A voice on a mobile phone guides you towards Moore Street, to where the rebels fled after escaping the GPO, and the carnage becomes vivid with descriptions of the flames and debris, the wounded and dead: “You can’t see them, but they’re there.”

Folding such uneasy remnants of the past into an oblivious present requires a sophisticated manoeuvre, here vividly achieved, while deftly availing of contemporary ironies. That scrawny kid was Sean McLoughlin (a superbly wired Craig Connolly), who, as it says on his T-shirt, is the Commandant General of the Irish Republic. When we meet him again, on the point of surrender, it is over prawn crackers in an Asian buffet, the current occupants of one of the rebels’ headquarters on the street.

Without labouring the point, Sunder traces that fault line between history and oblivion. In the eye of the storm, staring at defeat, the rebels have no idea how they will be remembered. It also traces a legacy of violence affecting civilians, stretching from Moore Street families shredded by bullets to the detonations of terrorism decades later.

Some of this is conveyed at unsettlingly close quarters by Alexandra Conlon, in a Moore Street building given a darkly surreal transformation by Owen Boss’s installations, Ciaran Bagnall’s lights and Carl Kennedy’s sound design. Here we get eye-to-eye confessions from Dubliners caught up in the chaos, hear desperate prayers so intimate you can feel the breath of the past fresh on your face.

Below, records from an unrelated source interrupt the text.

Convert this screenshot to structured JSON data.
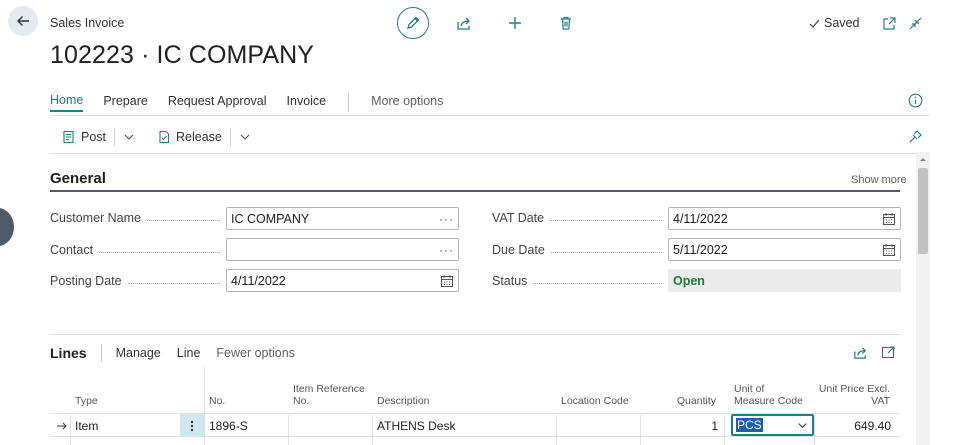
{
  "header": {
    "breadcrumb": "Sales Invoice",
    "title": "102223 · IC COMPANY",
    "saved_label": "Saved"
  },
  "tabs": [
    {
      "label": "Home",
      "active": true
    },
    {
      "label": "Prepare"
    },
    {
      "label": "Request Approval"
    },
    {
      "label": "Invoice"
    }
  ],
  "more_options": "More options",
  "actions": {
    "post": "Post",
    "release": "Release"
  },
  "general": {
    "title": "General",
    "show_more": "Show more",
    "fields": {
      "customer_name": {
        "label": "Customer Name",
        "value": "IC COMPANY"
      },
      "contact": {
        "label": "Contact",
        "value": ""
      },
      "posting_date": {
        "label": "Posting Date",
        "value": "4/11/2022"
      },
      "vat_date": {
        "label": "VAT Date",
        "value": "4/11/2022"
      },
      "due_date": {
        "label": "Due Date",
        "value": "5/11/2022"
      },
      "status": {
        "label": "Status",
        "value": "Open"
      }
    }
  },
  "lines": {
    "title": "Lines",
    "tabs": [
      "Manage",
      "Line",
      "Fewer options"
    ],
    "columns": {
      "type": "Type",
      "no": "No.",
      "item_ref_1": "Item Reference",
      "item_ref_2": "No.",
      "description": "Description",
      "location": "Location Code",
      "quantity": "Quantity",
      "uom_1": "Unit of",
      "uom_2": "Measure Code",
      "price_1": "Unit Price Excl.",
      "price_2": "VAT"
    },
    "rows": [
      {
        "type": "Item",
        "no": "1896-S",
        "item_ref": "",
        "description": "ATHENS Desk",
        "location": "",
        "quantity": "1",
        "uom": "PCS",
        "price": "649.40"
      }
    ]
  },
  "colors": {
    "accent": "#1e7f8c",
    "status_open": "#1f7a3a",
    "section_line": "#505a6b"
  }
}
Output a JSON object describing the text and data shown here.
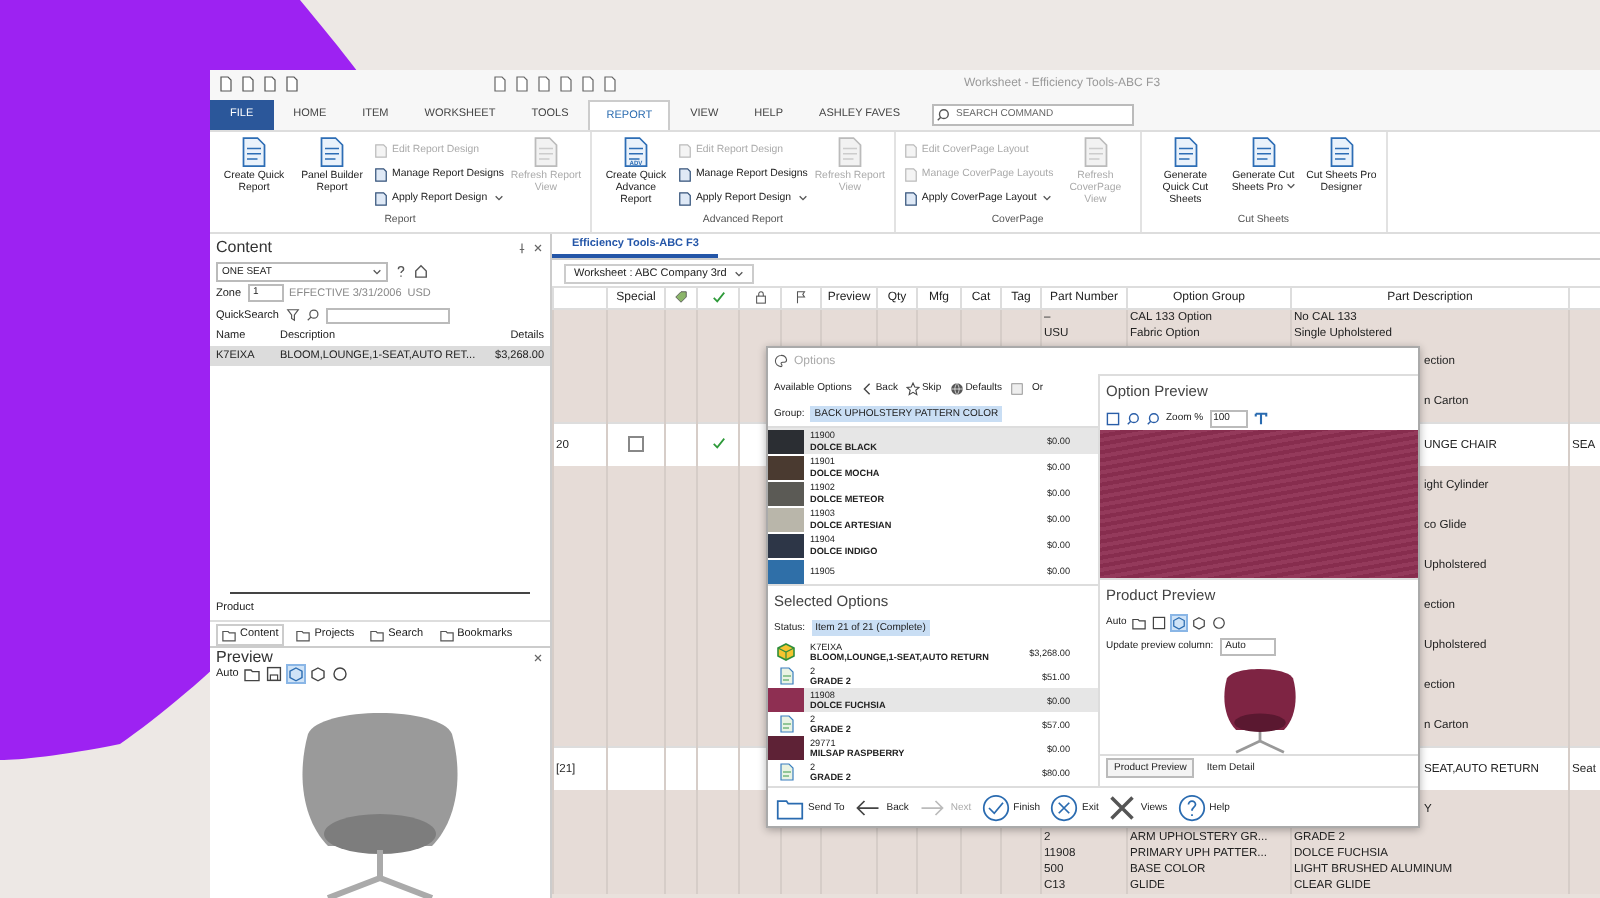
{
  "window": {
    "title": "Worksheet - Efficiency Tools-ABC F3"
  },
  "menu_tabs": [
    {
      "label": "FILE",
      "kind": "file",
      "selected": false
    },
    {
      "label": "HOME",
      "kind": "tab",
      "selected": false
    },
    {
      "label": "ITEM",
      "kind": "tab",
      "selected": false
    },
    {
      "label": "WORKSHEET",
      "kind": "tab",
      "selected": false
    },
    {
      "label": "TOOLS",
      "kind": "tab",
      "selected": false
    },
    {
      "label": "REPORT",
      "kind": "tab",
      "selected": true
    },
    {
      "label": "VIEW",
      "kind": "tab",
      "selected": false
    },
    {
      "label": "HELP",
      "kind": "tab",
      "selected": false
    },
    {
      "label": "ASHLEY FAVES",
      "kind": "tab",
      "selected": false
    }
  ],
  "search": {
    "placeholder": "SEARCH COMMAND"
  },
  "ribbon": {
    "groups": [
      {
        "label": "Report",
        "items": [
          {
            "kind": "large",
            "label": "Create Quick Report",
            "disabled": false
          },
          {
            "kind": "large",
            "label": "Panel Builder Report",
            "disabled": false
          },
          {
            "kind": "stack",
            "items": [
              {
                "label": "Edit Report Design",
                "disabled": true,
                "dropdown": false
              },
              {
                "label": "Manage Report Designs",
                "disabled": false,
                "dropdown": false
              },
              {
                "label": "Apply Report Design",
                "disabled": false,
                "dropdown": true
              }
            ]
          },
          {
            "kind": "large",
            "label": "Refresh Report View",
            "disabled": true
          }
        ]
      },
      {
        "label": "Advanced Report",
        "items": [
          {
            "kind": "large",
            "label": "Create Quick Advance Report",
            "icon_text": "ADV",
            "disabled": false
          },
          {
            "kind": "stack",
            "items": [
              {
                "label": "Edit Report Design",
                "disabled": true,
                "dropdown": false
              },
              {
                "label": "Manage Report Designs",
                "disabled": false,
                "dropdown": false
              },
              {
                "label": "Apply Report Design",
                "disabled": false,
                "dropdown": true
              }
            ]
          },
          {
            "kind": "large",
            "label": "Refresh Report View",
            "disabled": true
          }
        ]
      },
      {
        "label": "CoverPage",
        "items": [
          {
            "kind": "stack",
            "items": [
              {
                "label": "Edit CoverPage Layout",
                "disabled": true,
                "dropdown": false
              },
              {
                "label": "Manage CoverPage Layouts",
                "disabled": true,
                "dropdown": false
              },
              {
                "label": "Apply CoverPage Layout",
                "disabled": false,
                "dropdown": true
              }
            ]
          },
          {
            "kind": "large",
            "label": "Refresh CoverPage View",
            "disabled": true
          }
        ]
      },
      {
        "label": "Cut Sheets",
        "items": [
          {
            "kind": "large",
            "label": "Generate Quick Cut Sheets",
            "disabled": false
          },
          {
            "kind": "large",
            "label": "Generate Cut Sheets Pro",
            "disabled": false,
            "dropdown": true
          },
          {
            "kind": "large",
            "label": "Cut Sheets Pro Designer",
            "disabled": false
          }
        ]
      }
    ]
  },
  "content_panel": {
    "title": "Content",
    "catalog": "ONE SEAT",
    "zone_label": "Zone",
    "zone": "1",
    "effective": "EFFECTIVE 3/31/2006",
    "currency": "USD",
    "quicksearch_label": "QuickSearch",
    "columns": [
      "Name",
      "Description",
      "Details"
    ],
    "rows": [
      {
        "name": "K7EIXA",
        "description": "BLOOM,LOUNGE,1-SEAT,AUTO RET...",
        "details": "$3,268.00",
        "selected": true
      }
    ],
    "section_label": "Product",
    "tabs": [
      {
        "label": "Content",
        "selected": true
      },
      {
        "label": "Projects",
        "selected": false
      },
      {
        "label": "Search",
        "selected": false
      },
      {
        "label": "Bookmarks",
        "selected": false
      }
    ]
  },
  "preview_panel": {
    "title": "Preview",
    "mode": "Auto"
  },
  "document_tabs": [
    {
      "label": "Efficiency Tools-ABC F3",
      "selected": true
    }
  ],
  "worksheet_selector": {
    "value": "Worksheet : ABC Company 3rd"
  },
  "table": {
    "columns": [
      "Special",
      "Preview",
      "Qty",
      "Mfg",
      "Cat",
      "Tag",
      "Part Number",
      "Option Group",
      "Part Description"
    ],
    "rows": [
      {
        "kind": "detail",
        "part_number": "–",
        "option_group": "CAL 133 Option",
        "description": "No CAL 133"
      },
      {
        "kind": "detail",
        "part_number": "USU",
        "option_group": "Fabric Option",
        "description": "Single Upholstered"
      },
      {
        "kind": "detail",
        "description": "ection",
        "covered": true
      },
      {
        "kind": "detail",
        "description": "n Carton",
        "covered": true
      },
      {
        "kind": "item",
        "number": "20",
        "special": false,
        "checked": true,
        "description": "UNGE CHAIR",
        "covered": true,
        "column_15": "SEA"
      },
      {
        "kind": "detail",
        "description": "ight Cylinder",
        "covered": true
      },
      {
        "kind": "detail",
        "description": "co Glide",
        "covered": true
      },
      {
        "kind": "detail",
        "description": "Upholstered",
        "covered": true
      },
      {
        "kind": "detail",
        "description": "ection",
        "covered": true
      },
      {
        "kind": "detail",
        "description": "Upholstered",
        "covered": true
      },
      {
        "kind": "detail",
        "description": "ection",
        "covered": true
      },
      {
        "kind": "detail",
        "description": "n Carton",
        "covered": true
      },
      {
        "kind": "item",
        "number": "[21]",
        "description": "SEAT,AUTO RETURN",
        "covered": true,
        "column_15": "Seat"
      },
      {
        "kind": "detail",
        "description": "Y",
        "covered": true
      },
      {
        "kind": "detail",
        "part_number": "2",
        "option_group": "ARM UPHOLSTERY GR...",
        "description": "GRADE 2"
      },
      {
        "kind": "detail",
        "part_number": "11908",
        "option_group": "PRIMARY UPH PATTER...",
        "description": "DOLCE FUCHSIA"
      },
      {
        "kind": "detail",
        "part_number": "500",
        "option_group": "BASE COLOR",
        "description": "LIGHT BRUSHED ALUMINUM"
      },
      {
        "kind": "detail",
        "part_number": "C13",
        "option_group": "GLIDE",
        "description": "CLEAR GLIDE"
      }
    ]
  },
  "options_dialog": {
    "title": "Options",
    "available_options": {
      "title": "Available Options",
      "back": "Back",
      "skip": "Skip",
      "defaults": "Defaults",
      "more": "Or",
      "group_label": "Group:",
      "group": "BACK UPHOLSTERY PATTERN COLOR",
      "items": [
        {
          "code": "11900",
          "name": "DOLCE BLACK",
          "price": "$0.00",
          "color": "#2b2e33",
          "selected": true
        },
        {
          "code": "11901",
          "name": "DOLCE MOCHA",
          "price": "$0.00",
          "color": "#4a3a30",
          "selected": false
        },
        {
          "code": "11902",
          "name": "DOLCE METEOR",
          "price": "$0.00",
          "color": "#5b5a55",
          "selected": false
        },
        {
          "code": "11903",
          "name": "DOLCE ARTESIAN",
          "price": "$0.00",
          "color": "#b9b6aa",
          "selected": false
        },
        {
          "code": "11904",
          "name": "DOLCE INDIGO",
          "price": "$0.00",
          "color": "#2d3647",
          "selected": false
        },
        {
          "code": "11905",
          "price": "$0.00",
          "color": "#2f6fa8",
          "selected": false
        }
      ]
    },
    "option_preview": {
      "title": "Option Preview",
      "zoom_label": "Zoom %",
      "zoom": "100"
    },
    "selected_options": {
      "title": "Selected Options",
      "status_label": "Status:",
      "status": "Item 21 of 21 (Complete)",
      "items": [
        {
          "kind": "product",
          "code": "K7EIXA",
          "name": "BLOOM,LOUNGE,1-SEAT,AUTO RETURN",
          "price": "$3,268.00",
          "selected": false
        },
        {
          "kind": "grade",
          "code": "2",
          "name": "GRADE 2",
          "price": "$51.00",
          "selected": false
        },
        {
          "kind": "swatch",
          "code": "11908",
          "name": "DOLCE FUCHSIA",
          "price": "$0.00",
          "color": "#8e2f52",
          "selected": true
        },
        {
          "kind": "grade",
          "code": "2",
          "name": "GRADE 2",
          "price": "$57.00",
          "selected": false
        },
        {
          "kind": "swatch",
          "code": "29771",
          "name": "MILSAP RASPBERRY",
          "price": "$0.00",
          "color": "#5e2236",
          "selected": false
        },
        {
          "kind": "grade",
          "code": "2",
          "name": "GRADE 2",
          "price": "$80.00",
          "selected": false
        }
      ]
    },
    "product_preview": {
      "title": "Product Preview",
      "mode": "Auto",
      "update_label": "Update preview column:",
      "update_value": "Auto",
      "tabs": [
        {
          "label": "Product Preview",
          "selected": true
        },
        {
          "label": "Item Detail",
          "selected": false
        }
      ]
    },
    "buttons": [
      {
        "kind": "send",
        "label": "Send To",
        "disabled": false
      },
      {
        "kind": "back",
        "label": "Back",
        "disabled": false
      },
      {
        "kind": "next",
        "label": "Next",
        "disabled": true
      },
      {
        "kind": "finish",
        "label": "Finish",
        "disabled": false
      },
      {
        "kind": "exit",
        "label": "Exit",
        "disabled": false
      },
      {
        "kind": "views",
        "label": "Views",
        "disabled": false
      },
      {
        "kind": "help",
        "label": "Help",
        "disabled": false
      }
    ]
  }
}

It is an immediate piece, rather than a reflective one, conspiring to create again a sense of unrest and uncertainty, where participants know nothing will be the same again but that anything can happen. In Anu’s artful weaving together of then and now, it is hard to be certain of anything and the idea of the nation is still unfinished business.

Until May 7th